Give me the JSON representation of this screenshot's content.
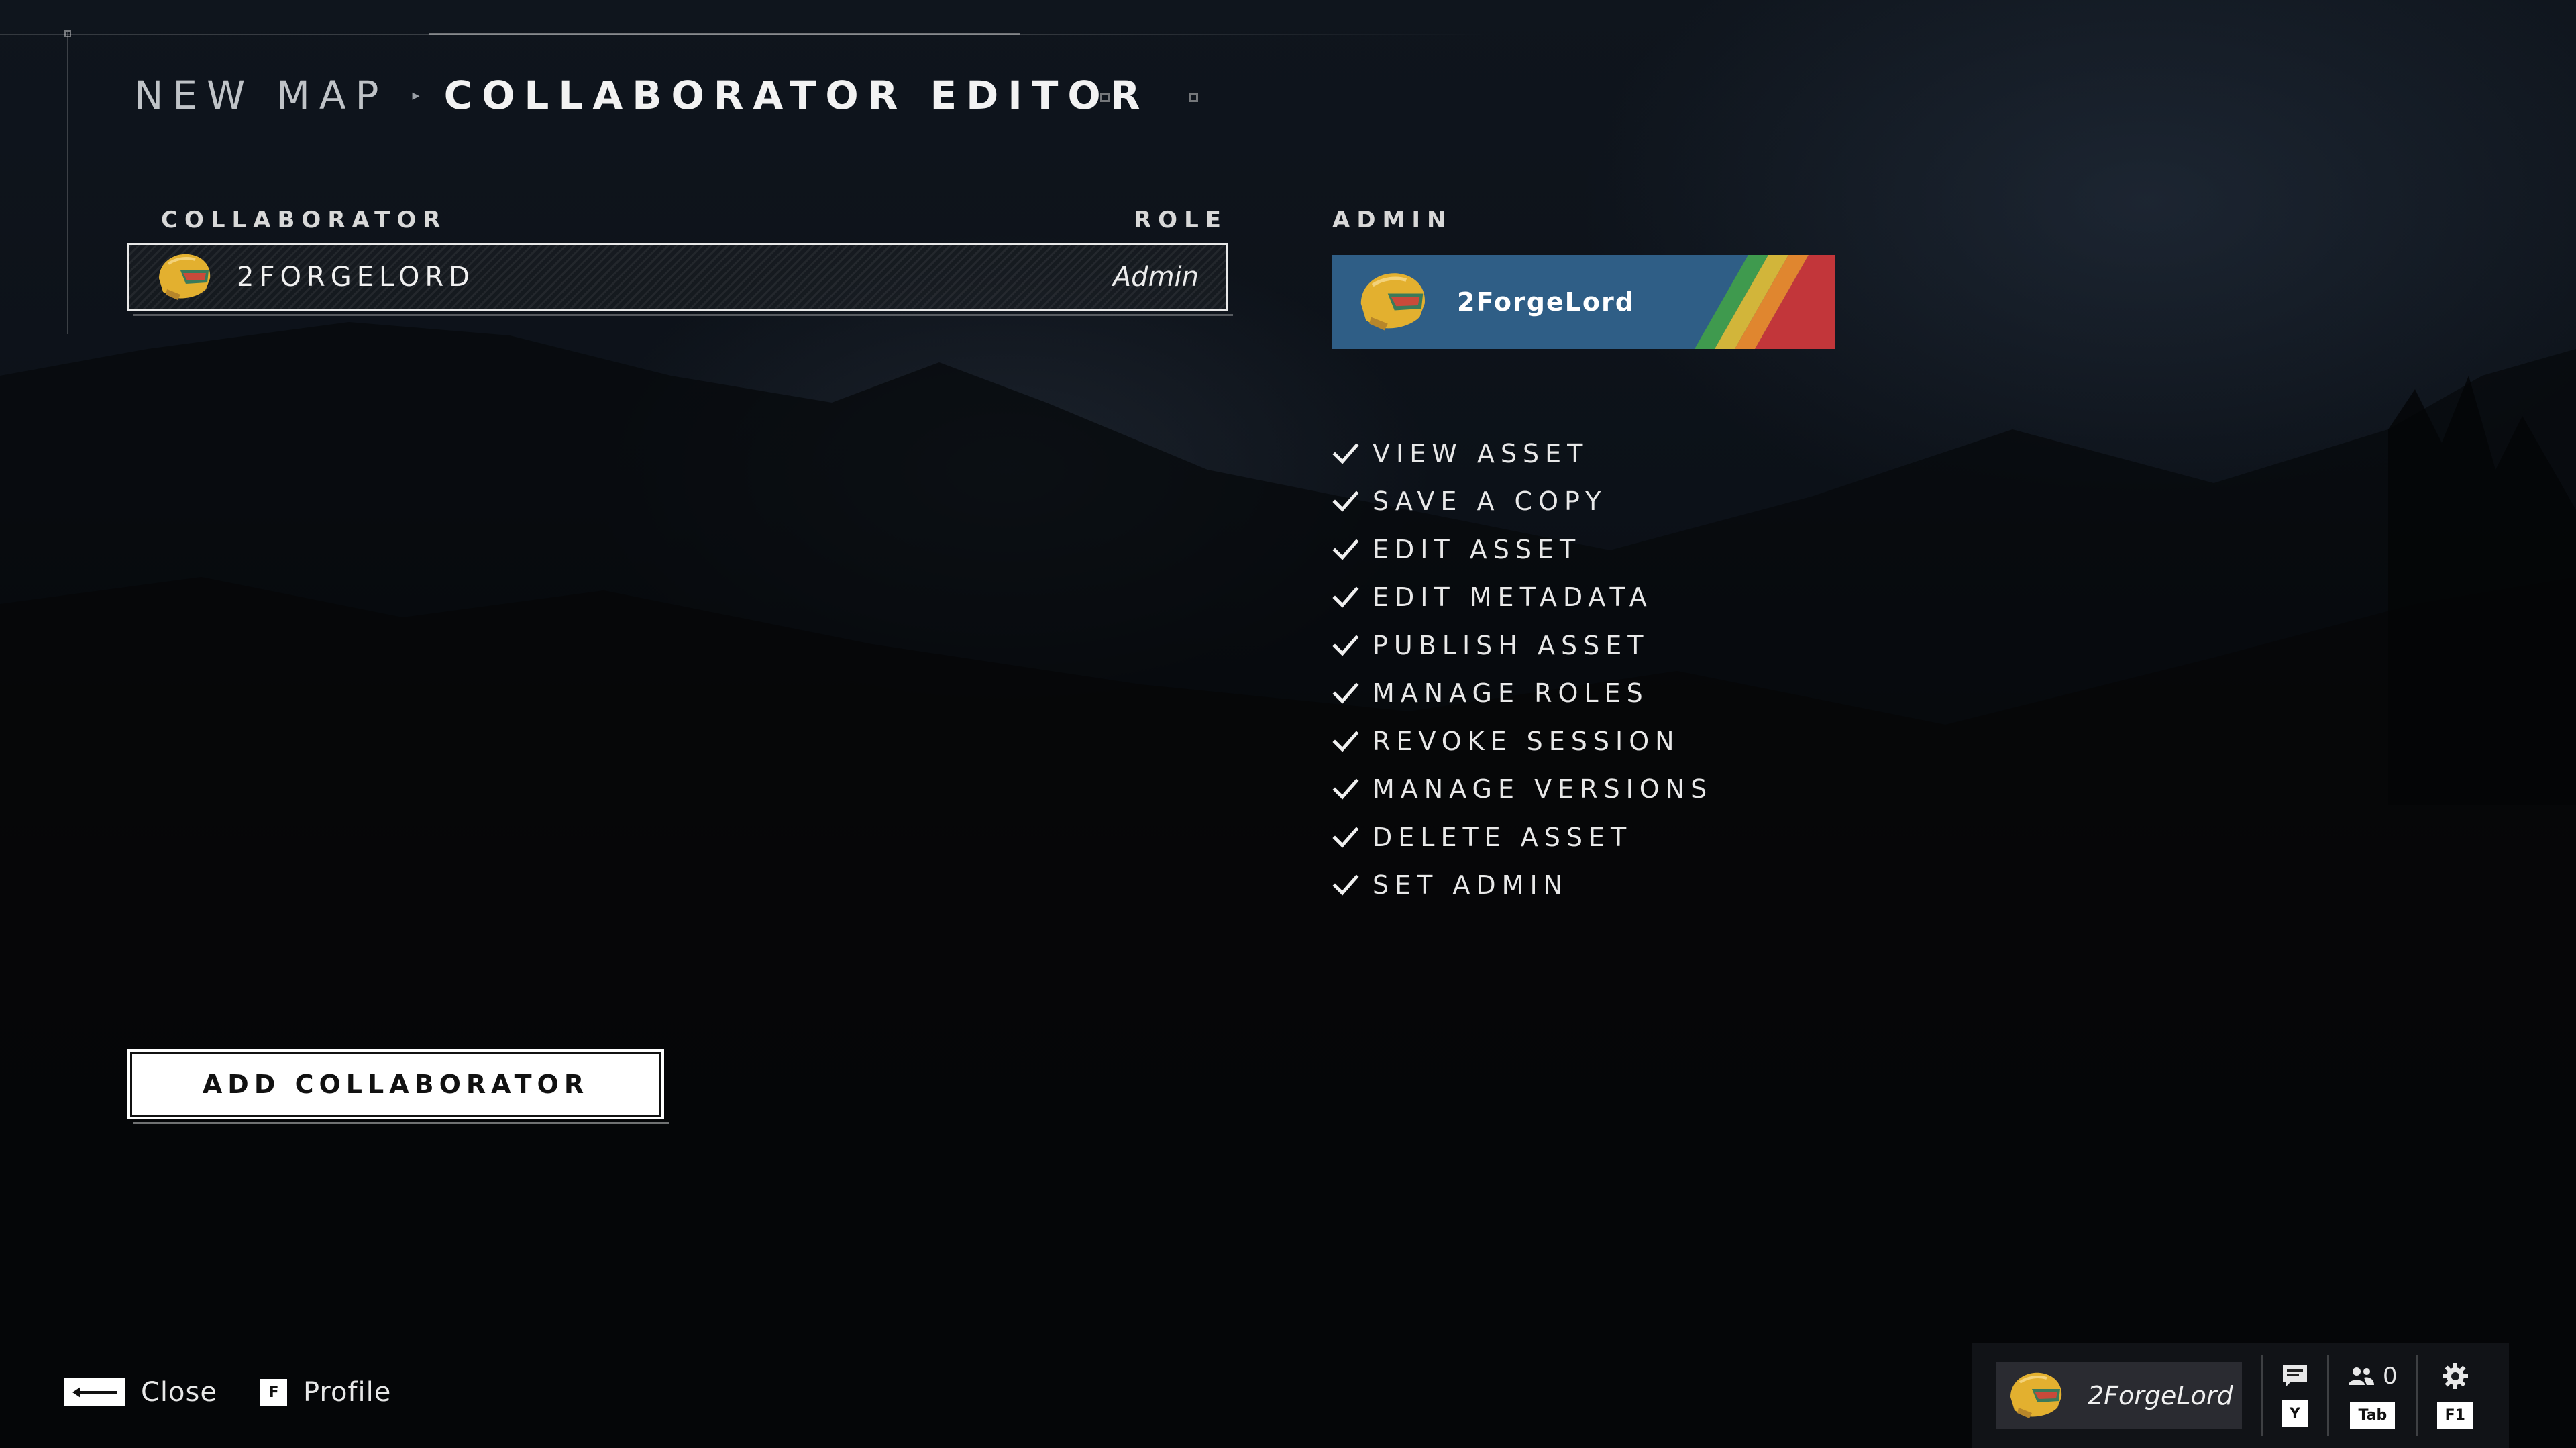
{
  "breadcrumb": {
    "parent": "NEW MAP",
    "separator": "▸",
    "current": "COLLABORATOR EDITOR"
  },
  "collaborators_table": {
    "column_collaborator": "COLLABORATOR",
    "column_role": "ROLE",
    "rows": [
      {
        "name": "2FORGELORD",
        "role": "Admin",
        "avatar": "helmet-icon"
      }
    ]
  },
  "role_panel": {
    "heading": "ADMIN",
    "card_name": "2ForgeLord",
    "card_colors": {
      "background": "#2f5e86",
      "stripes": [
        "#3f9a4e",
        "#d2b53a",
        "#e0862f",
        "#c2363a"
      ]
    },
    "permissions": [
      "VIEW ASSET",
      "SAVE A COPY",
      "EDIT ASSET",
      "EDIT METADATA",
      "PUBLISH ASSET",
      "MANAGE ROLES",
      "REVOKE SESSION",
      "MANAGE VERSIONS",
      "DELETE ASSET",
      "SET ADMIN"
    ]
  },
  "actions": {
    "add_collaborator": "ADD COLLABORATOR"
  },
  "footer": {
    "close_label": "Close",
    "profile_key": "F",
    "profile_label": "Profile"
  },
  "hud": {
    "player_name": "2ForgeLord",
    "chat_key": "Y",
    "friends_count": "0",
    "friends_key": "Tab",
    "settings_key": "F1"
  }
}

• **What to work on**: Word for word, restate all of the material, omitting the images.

• **Written reply**:
Give me the JSON representation of this screenshot's content.
{
  "breadcrumb": {
    "parent": "NEW MAP",
    "separator": "▸",
    "current": "COLLABORATOR EDITOR"
  },
  "collaborators_table": {
    "column_collaborator": "COLLABORATOR",
    "column_role": "ROLE",
    "rows": [
      {
        "name": "2FORGELORD",
        "role": "Admin",
        "avatar": "helmet-icon"
      }
    ]
  },
  "role_panel": {
    "heading": "ADMIN",
    "card_name": "2ForgeLord",
    "card_colors": {
      "background": "#2f5e86",
      "stripes": [
        "#3f9a4e",
        "#d2b53a",
        "#e0862f",
        "#c2363a"
      ]
    },
    "permissions": [
      "VIEW ASSET",
      "SAVE A COPY",
      "EDIT ASSET",
      "EDIT METADATA",
      "PUBLISH ASSET",
      "MANAGE ROLES",
      "REVOKE SESSION",
      "MANAGE VERSIONS",
      "DELETE ASSET",
      "SET ADMIN"
    ]
  },
  "actions": {
    "add_collaborator": "ADD COLLABORATOR"
  },
  "footer": {
    "close_label": "Close",
    "profile_key": "F",
    "profile_label": "Profile"
  },
  "hud": {
    "player_name": "2ForgeLord",
    "chat_key": "Y",
    "friends_count": "0",
    "friends_key": "Tab",
    "settings_key": "F1"
  }
}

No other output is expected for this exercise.